Originally Posted by patteeu
Do you have any idea where the pineapple came from? I wouldn't have guessed it was non-native either.
Looking forward to your Khe Sanh story if you have time. Cold Chisel, an Australian band, had a minor hit with a song called Khe Sanh. (I suppose it was probably a big hit in Australia).
I never heard of that song. I'll listen to it a bit later.
Hope to do Khe Sang over lunch. It will be a bit lengthy.
Looked up the pineapple thing, and found this:
The pineapple is native to southern Brazil and Paraguay where wild relatives occur. It was spread by the Indians up through South and Central America to the West Indies before Columbus arrived. In 1493 Columbus found the fruit on the island of Guadaloupe and carried it back to Spain and it was spread around the world on sailing ships that carried it for protection against scurvy. The Spanish introduced it into the Philippines and may have taken it to Hawaii and Guam early in the 16th Century. The pineapple reached England in 1660 and began to be grown in greenhouses for its fruit around 1720."
The above suggests that the date on which the pineapple was introduced to Hawaii can't be identified with certainty. Another website, however, says:

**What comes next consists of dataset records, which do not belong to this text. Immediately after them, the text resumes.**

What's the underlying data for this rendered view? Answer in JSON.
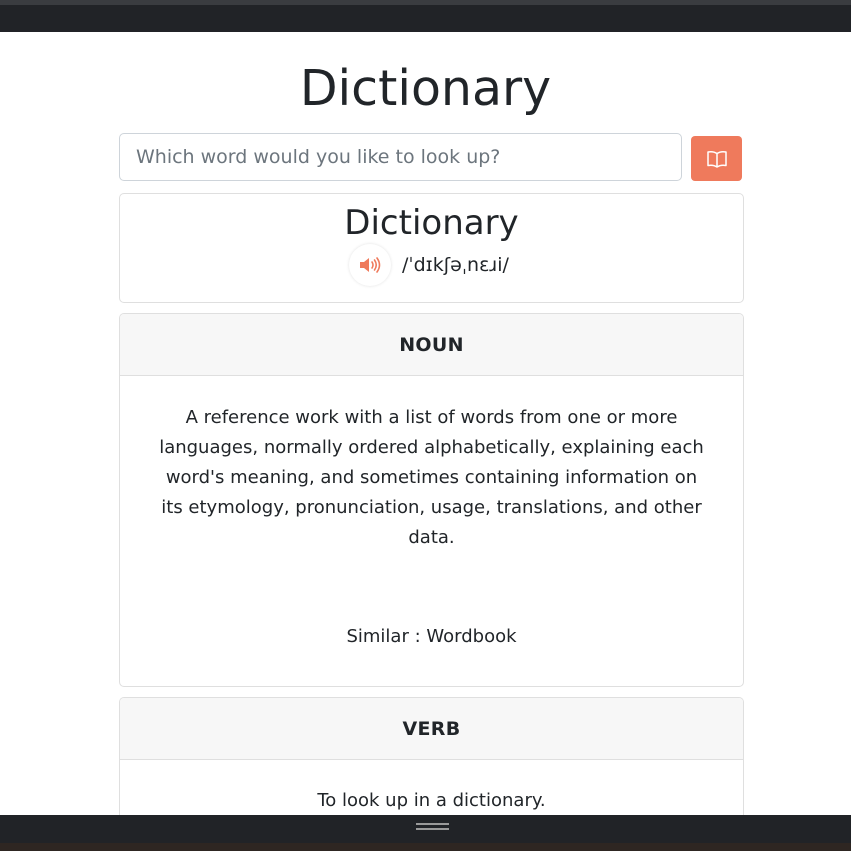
{
  "app": {
    "title": "Dictionary"
  },
  "search": {
    "placeholder": "Which word would you like to look up?",
    "value": "",
    "button_icon": "book-open-icon"
  },
  "word": {
    "text": "Dictionary",
    "phonetic": "/ˈdɪkʃəˌnɛɹi/",
    "audio_icon": "speaker-icon"
  },
  "meanings": [
    {
      "part_of_speech": "NOUN",
      "definition": "A reference work with a list of words from one or more languages, normally ordered alphabetically, explaining each word's meaning, and sometimes containing information on its etymology, pronunciation, usage, translations, and other data.",
      "similar_label": "Similar :",
      "similar_value": "Wordbook"
    },
    {
      "part_of_speech": "VERB",
      "definition": "To look up in a dictionary."
    }
  ],
  "colors": {
    "accent": "#ef7a5c",
    "text": "#212529",
    "card_header_bg": "#f7f7f7",
    "border": "#dfdfdf",
    "chrome_dark": "#212327"
  }
}
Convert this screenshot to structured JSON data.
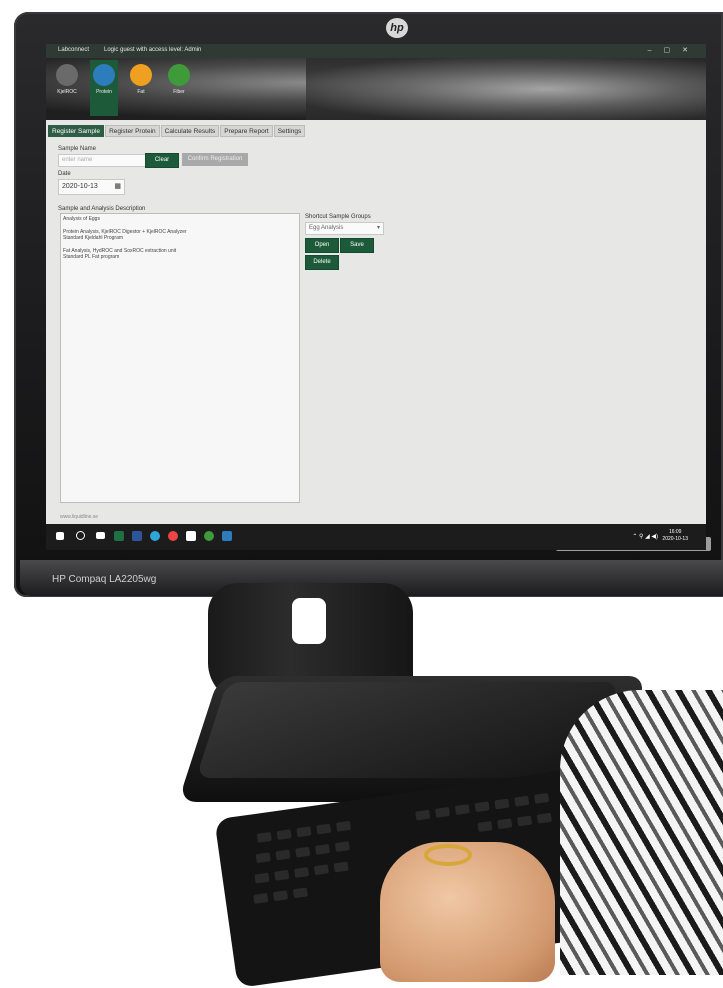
{
  "monitor": {
    "brand_logo_text": "hp",
    "model_label": "HP Compaq LA2205wg"
  },
  "window": {
    "app_name": "Labconnect",
    "login_status": "Logic guest with access level: Admin"
  },
  "app_icons": [
    {
      "label": "KjelROC",
      "color": "#5a5a5a"
    },
    {
      "label": "Protein",
      "color": "#2d7dbd"
    },
    {
      "label": "Fat",
      "color": "#f0a020"
    },
    {
      "label": "Fiber",
      "color": "#3f9a3a"
    }
  ],
  "tabs": [
    {
      "label": "Register Sample",
      "active": true
    },
    {
      "label": "Register Protein",
      "active": false
    },
    {
      "label": "Calculate Results",
      "active": false
    },
    {
      "label": "Prepare Report",
      "active": false
    },
    {
      "label": "Settings",
      "active": false
    }
  ],
  "form": {
    "sample_name_label": "Sample Name",
    "sample_name_placeholder": "enter name",
    "clear_button": "Clear",
    "confirm_button": "Confirm Registration",
    "date_label": "Date",
    "date_value": "2020-10-13",
    "description_label": "Sample and Analysis Description",
    "description_lines": [
      "Analysis of Eggs",
      "",
      "Protein Analysis, KjelROC Digestor + KjelROC Analyzer",
      "Standard Kjeldahl Program",
      "",
      "Fat Analysis, HydROC and SoxROC extraction unit",
      "Standard PL Fat program"
    ]
  },
  "shortcut": {
    "label": "Shortcut Sample Groups",
    "selected": "Egg Analysis",
    "open_button": "Open",
    "save_button": "Save",
    "delete_button": "Delete"
  },
  "footer_url": "www.liquidline.se",
  "taskbar": {
    "time": "16:09",
    "date": "2020-10-13"
  },
  "colors": {
    "accent_green": "#1d5a3a",
    "window_bg": "#e7e7e5"
  }
}
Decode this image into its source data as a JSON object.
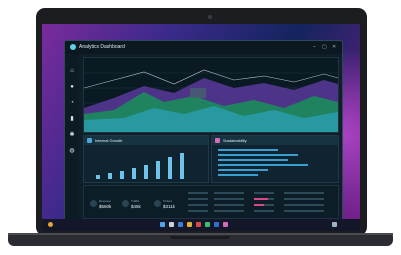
{
  "window": {
    "title": "Analytics Dashboard",
    "controls": {
      "minimize": "–",
      "maximize": "▢",
      "close": "✕"
    }
  },
  "sidebar": {
    "items": [
      {
        "icon": "home-icon",
        "glyph": "⌂"
      },
      {
        "icon": "user-icon",
        "glyph": "●"
      },
      {
        "icon": "pie-chart-icon",
        "glyph": "◔"
      },
      {
        "icon": "bar-chart-icon",
        "glyph": "▮"
      },
      {
        "icon": "gear-icon",
        "glyph": "✱"
      },
      {
        "icon": "globe-icon",
        "glyph": "◍"
      }
    ]
  },
  "cards": {
    "left": {
      "title": "Internal Growth",
      "accent": "#4aa8d8"
    },
    "right": {
      "title": "Sustainability",
      "accent": "#d86ab8"
    }
  },
  "kpis": [
    {
      "label": "Revenue",
      "value": "$560k"
    },
    {
      "label": "Traffic",
      "value": "$45k"
    },
    {
      "label": "Orders",
      "value": "$311k"
    }
  ],
  "colors": {
    "teal": "#2fb6b0",
    "green": "#1fa36a",
    "purple": "#6b3fa8",
    "blue": "#3a7fd0"
  }
}
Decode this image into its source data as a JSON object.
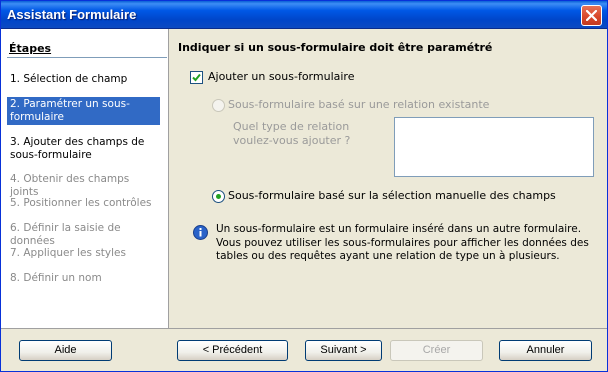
{
  "window": {
    "title": "Assistant Formulaire"
  },
  "sidebar": {
    "title": "Étapes",
    "steps": [
      {
        "label": "1. Sélection de champ",
        "state": "normal"
      },
      {
        "label": "2. Paramétrer un sous-formulaire",
        "state": "active"
      },
      {
        "label": "3. Ajouter des champs de sous-formulaire",
        "state": "normal"
      },
      {
        "label": "4. Obtenir des champs joints",
        "state": "disabled"
      },
      {
        "label": "5. Positionner les contrôles",
        "state": "disabled"
      },
      {
        "label": "6. Définir la saisie de données",
        "state": "disabled"
      },
      {
        "label": "7. Appliquer les styles",
        "state": "disabled"
      },
      {
        "label": "8. Définir un nom",
        "state": "disabled"
      }
    ]
  },
  "main": {
    "heading": "Indiquer si un sous-formulaire doit être paramétré",
    "add_subform": {
      "label": "Ajouter un sous-formulaire",
      "checked": true
    },
    "radio_existing": {
      "label": "Sous-formulaire basé sur une relation existante",
      "selected": false,
      "enabled": false
    },
    "relation_question": "Quel type de relation voulez-vous ajouter ?",
    "radio_manual": {
      "label": "Sous-formulaire basé sur la sélection manuelle des champs",
      "selected": true,
      "enabled": true
    },
    "info_text": "Un sous-formulaire est un formulaire inséré dans un autre formulaire. Vous pouvez utiliser les sous-formulaires pour afficher les données des tables ou des requêtes ayant une relation de type un à plusieurs."
  },
  "buttons": {
    "help": "Aide",
    "previous": "< Précédent",
    "next": "Suivant >",
    "create": "Créer",
    "cancel": "Annuler"
  },
  "colors": {
    "title_bar": "#0058e6",
    "selected_step": "#316ac5",
    "radio_dot": "#21a121",
    "window_bg": "#ece9d8"
  }
}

"When you think of pineapples, you think of Hawaii. So close has the association become that most people assume that the plant is native to the islands. In fact, pineapples originated in South America and probably did not reach Hawaii until early in the 19th century-the first record of their existence there is dated January 21, 1813-after having been spread by Europeans across much of the world."
So apparently this date, 1813 is the first time someone wrote "hey, there are pineapples here", as opposed to "hey, we stuck a pineapple seed in the ground, and it's going like gangbusters and my name is Bob Dole..."